This option is required because in production Emeraude admin panel authentication requires a valid reCAPTCHA response. The flag VerifyInDevelopment is used to activate reCAPTCHA in development environment (for testing purposes mainly). Because these options are instances of Definux.Utilities.Options.RecaptchaKeys an option for invisible reCAPTCHA is available too but for the purposes of Emeraude is not applicable.

# External OAuth2 providers options

"ExternalOAuth2ProviderOptions": {
  "FacebookSettings": {
    "AppId": "{{ Facebook application id }}",
    "AppSecret": "{{ Facebook application secret }}"
  },
  "GoogleSettings": {
    "ClientId": "{{ Google client id }}",
    "ClientSecret": "{{ Google client secret }}"
  }
},

Apply these options in case you want to use external authentication via Facebook and/or Google. These authentication providers are built-in and in case you want to use different provider you have to implement your own options.

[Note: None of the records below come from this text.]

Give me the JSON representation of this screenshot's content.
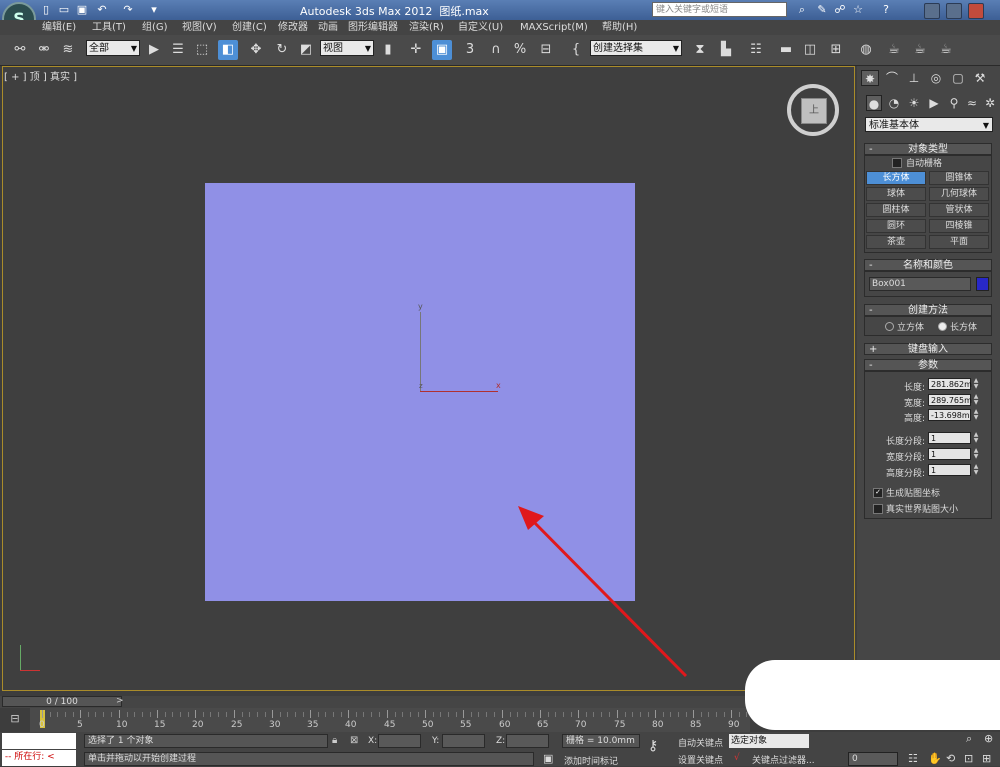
{
  "title": "Autodesk 3ds Max  2012",
  "title_file": "图纸.max",
  "search_placeholder": "键入关键字或短语",
  "menu": [
    "编辑(E)",
    "工具(T)",
    "组(G)",
    "视图(V)",
    "创建(C)",
    "修改器",
    "动画",
    "图形编辑器",
    "渲染(R)",
    "自定义(U)",
    "MAXScript(M)",
    "帮助(H)"
  ],
  "toolbar": {
    "filter": "全部",
    "refcoord": "视图",
    "selset": "创建选择集",
    "snap_label": "3"
  },
  "viewport": {
    "label": "[ + ] 顶 ] 真实 ]",
    "axis_y": "y",
    "axis_x": "x",
    "axis_z": "z",
    "cube_face": "上",
    "box_color": "#9090e6",
    "arrow_color": "#e0181c"
  },
  "panel": {
    "category": "标准基本体",
    "object_type_title": "对象类型",
    "autogrid": "自动栅格",
    "buttons": [
      "长方体",
      "圆锥体",
      "球体",
      "几何球体",
      "圆柱体",
      "管状体",
      "圆环",
      "四棱锥",
      "茶壶",
      "平面"
    ],
    "name_color_title": "名称和颜色",
    "object_name": "Box001",
    "object_color": "#2828c8",
    "creation_title": "创建方法",
    "creation_cube": "立方体",
    "creation_box": "长方体",
    "keyboard_title": "键盘输入",
    "params_title": "参数",
    "length_label": "长度:",
    "length_value": "281.862m",
    "width_label": "宽度:",
    "width_value": "289.765m",
    "height_label": "高度:",
    "height_value": "-13.698m",
    "lseg_label": "长度分段:",
    "lseg_value": "1",
    "wseg_label": "宽度分段:",
    "wseg_value": "1",
    "hseg_label": "高度分段:",
    "hseg_value": "1",
    "gen_map": "生成贴图坐标",
    "real_world": "真实世界贴图大小"
  },
  "timeline": {
    "slider": "0 / 100",
    "ticks": [
      "0",
      "5",
      "10",
      "15",
      "20",
      "25",
      "30",
      "35",
      "40",
      "45",
      "50",
      "55",
      "60",
      "65",
      "70",
      "75",
      "80",
      "85",
      "90"
    ]
  },
  "status": {
    "running": "所在行:",
    "selected": "选择了 1 个对象",
    "prompt": "单击并拖动以开始创建过程",
    "x_label": "X:",
    "y_label": "Y:",
    "z_label": "Z:",
    "grid": "栅格 = 10.0mm",
    "add_time_tag": "添加时间标记",
    "auto_key": "自动关键点",
    "set_key": "设置关键点",
    "selected_objects": "选定对象",
    "key_filters": "关键点过滤器...",
    "frame": "0"
  }
}
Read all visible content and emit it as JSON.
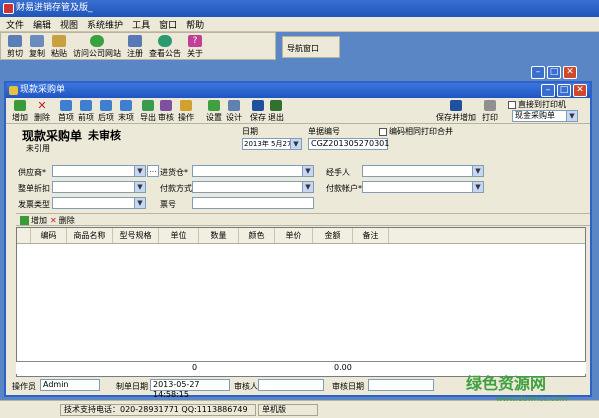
{
  "app": {
    "title": "财易进销存管及版_"
  },
  "menu": [
    "文件",
    "编辑",
    "视图",
    "系统维护",
    "工具",
    "窗口",
    "帮助"
  ],
  "toolbar": {
    "cut": "剪切",
    "copy": "复制",
    "paste": "粘贴",
    "visit": "访问公司网站",
    "register": "注册",
    "notice": "查看公告",
    "about": "关于",
    "nav": "导航窗口"
  },
  "window": {
    "title": "现款采购单"
  },
  "ctool": {
    "add": "增加",
    "delete": "删除",
    "first": "首项",
    "prev": "前项",
    "next": "后项",
    "last": "末项",
    "export": "导出",
    "audit": "审核",
    "operate": "操作",
    "settings": "设置",
    "design": "设计",
    "save": "保存",
    "exit": "退出",
    "save_add": "保存并增加",
    "print": "打印",
    "direct_print": "直接到打印机",
    "print_format": "现金采购单"
  },
  "form": {
    "doc_title": "现款采购单",
    "status": "未审核",
    "ref": "未引用",
    "date_label": "日期",
    "date_value": "2013年 5月27日",
    "docno_label": "单据编号",
    "docno_value": "CGZ201305270301",
    "merge_print": "编码相同打印合并",
    "supplier": "供应商*",
    "warehouse": "进货仓*",
    "handler": "经手人",
    "discount": "整单折扣",
    "paymethod": "付款方式*",
    "payaccount": "付款帐户*",
    "invoice": "发票类型",
    "ticketno": "票号"
  },
  "grid": {
    "add": "增加",
    "delete": "删除",
    "columns": [
      "编码",
      "商品名称",
      "型号规格",
      "单位",
      "数量",
      "颜色",
      "单价",
      "金额",
      "备注"
    ],
    "total_qty": "0",
    "total_amount": "0.00"
  },
  "footer": {
    "operator_label": "操作员",
    "operator_value": "Admin",
    "made_date_label": "制单日期",
    "made_date_value": "2013-05-27 14:58:15",
    "auditor_label": "审核人",
    "audit_date_label": "审核日期"
  },
  "status": {
    "support": "技术支持电话：020-28931771 QQ:1113886749",
    "edition": "单机版"
  },
  "watermark": {
    "text": "绿色资源网",
    "sub": "www.downcc.com"
  }
}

# SMTP options

"SmtpOptions": {
  "Host": "{{ mail server host }}",
  "Port": {{ mail server port (integer) }},
  "UseSSL": {{ mail server ssl connection (boolean) }},
  "Name": "{{ sender name }}",
  "Username": "{{ sender username }}",
  "EmailAddress": "{{ sender email }}",
  "Password": "{{ sender password }}"
},

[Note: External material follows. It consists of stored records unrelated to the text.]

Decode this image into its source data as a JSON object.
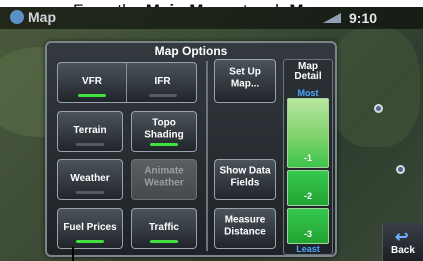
{
  "caption": {
    "prefix": "From the ",
    "bold1": "Main Menu",
    "middle": ", touch ",
    "bold2": "Ma"
  },
  "statusbar": {
    "title": "Map",
    "time": "9:10"
  },
  "dialog": {
    "title": "Map Options",
    "segment": {
      "left_label": "VFR",
      "left_on": true,
      "right_label": "IFR",
      "right_on": false
    },
    "buttons": {
      "terrain": "Terrain",
      "topo": "Topo Shading",
      "weather": "Weather",
      "animate": "Animate Weather",
      "fuel": "Fuel Prices",
      "traffic": "Traffic",
      "setup": "Set Up Map...",
      "show_fields": "Show Data Fields",
      "measure": "Measure Distance"
    },
    "detail": {
      "title": "Map Detail",
      "most": "Most",
      "least": "Least",
      "levels": [
        "-1",
        "-2",
        "-3"
      ],
      "selected_level": "-1"
    }
  },
  "back": {
    "label": "Back"
  },
  "colors": {
    "accent_green": "#3fe040",
    "accent_blue": "#4aa6ff",
    "dialog_bg": "#1e2226"
  }
}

This options is required if you want to send emails via integrated email sender from the Emeraude infrastructure.

The ASP.NET Core configuration file is nothing special than normally so if you want to use different files for development (appsettings.Development.json) and production (appsettings.Production.json) you can.

# emeraude.config.js

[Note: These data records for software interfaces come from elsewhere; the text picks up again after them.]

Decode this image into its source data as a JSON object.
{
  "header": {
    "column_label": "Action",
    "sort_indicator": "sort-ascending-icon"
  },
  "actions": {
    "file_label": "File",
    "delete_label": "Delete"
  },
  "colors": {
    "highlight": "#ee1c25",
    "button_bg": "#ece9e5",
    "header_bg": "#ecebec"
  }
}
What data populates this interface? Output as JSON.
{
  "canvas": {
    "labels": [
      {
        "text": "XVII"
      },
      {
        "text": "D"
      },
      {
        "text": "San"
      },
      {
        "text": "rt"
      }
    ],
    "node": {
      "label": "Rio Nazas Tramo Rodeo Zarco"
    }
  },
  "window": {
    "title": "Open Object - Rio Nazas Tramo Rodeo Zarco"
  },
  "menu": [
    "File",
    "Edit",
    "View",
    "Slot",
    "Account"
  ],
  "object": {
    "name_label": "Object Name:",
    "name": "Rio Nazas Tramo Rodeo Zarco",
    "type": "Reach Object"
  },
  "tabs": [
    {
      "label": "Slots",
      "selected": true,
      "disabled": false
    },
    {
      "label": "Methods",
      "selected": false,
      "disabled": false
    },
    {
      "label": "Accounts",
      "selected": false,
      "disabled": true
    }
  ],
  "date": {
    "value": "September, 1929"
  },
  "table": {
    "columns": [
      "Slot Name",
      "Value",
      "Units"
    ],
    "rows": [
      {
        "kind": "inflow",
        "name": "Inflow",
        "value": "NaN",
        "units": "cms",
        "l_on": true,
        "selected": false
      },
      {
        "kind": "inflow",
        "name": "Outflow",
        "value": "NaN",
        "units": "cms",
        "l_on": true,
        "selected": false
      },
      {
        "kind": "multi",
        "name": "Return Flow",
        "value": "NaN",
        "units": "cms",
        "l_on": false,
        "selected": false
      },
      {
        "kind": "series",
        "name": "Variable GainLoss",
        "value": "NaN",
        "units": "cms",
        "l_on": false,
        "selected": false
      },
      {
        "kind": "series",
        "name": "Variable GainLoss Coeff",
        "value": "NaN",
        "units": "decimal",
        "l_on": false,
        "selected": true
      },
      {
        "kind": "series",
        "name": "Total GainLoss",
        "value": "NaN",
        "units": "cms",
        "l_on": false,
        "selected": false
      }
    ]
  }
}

This file is the main configuration file for client part of the application. If you are familiar with WebPack this configuration wont be a challenge for you.

const emeraudeConfig = require('emeraude-config');

module.exports = () => {
    return emeraudeConfig({
        appEntry: './ClientApp/main.js',
        publicPath: '/dist',
        serverConfig: {
            // Here comes the server bundle configuration
        },
        clientConfig: {
            // Here comes the client bundle configuration
        }
    });
};

In general all requirements are setup from the configuration package (emeraude-config) but in case you want to set up your custom configuration you are free to do it following configuration structure:

  • appEntry - defines the path to startup file for your Vue.js application
  • publicPath - defines the path to the folder where will be generated the bundles from your Vue.js application
  • serverConfig - defines the WebPack configuration for the bundle used form the Node.js on the server side for pre-rendering the current view of the Vue.js application
  • clientConfig - defines the WebPack configuration for the bundle used form the client's browser for initialize the Vue.js application

In most cases the serverConfig is staying empty because most of the specific configuration are required for runtime operations.

# gulpfile.js

As expected this is the configuration for Gulp. In Emeraude we recommend the usage of Gulp for static resources like styles and scripts. The default configuration which comes from the CLI is set up for styles only (SCSS to CSS compilation). This configuration is independent from the application and it is your decision to use it or not.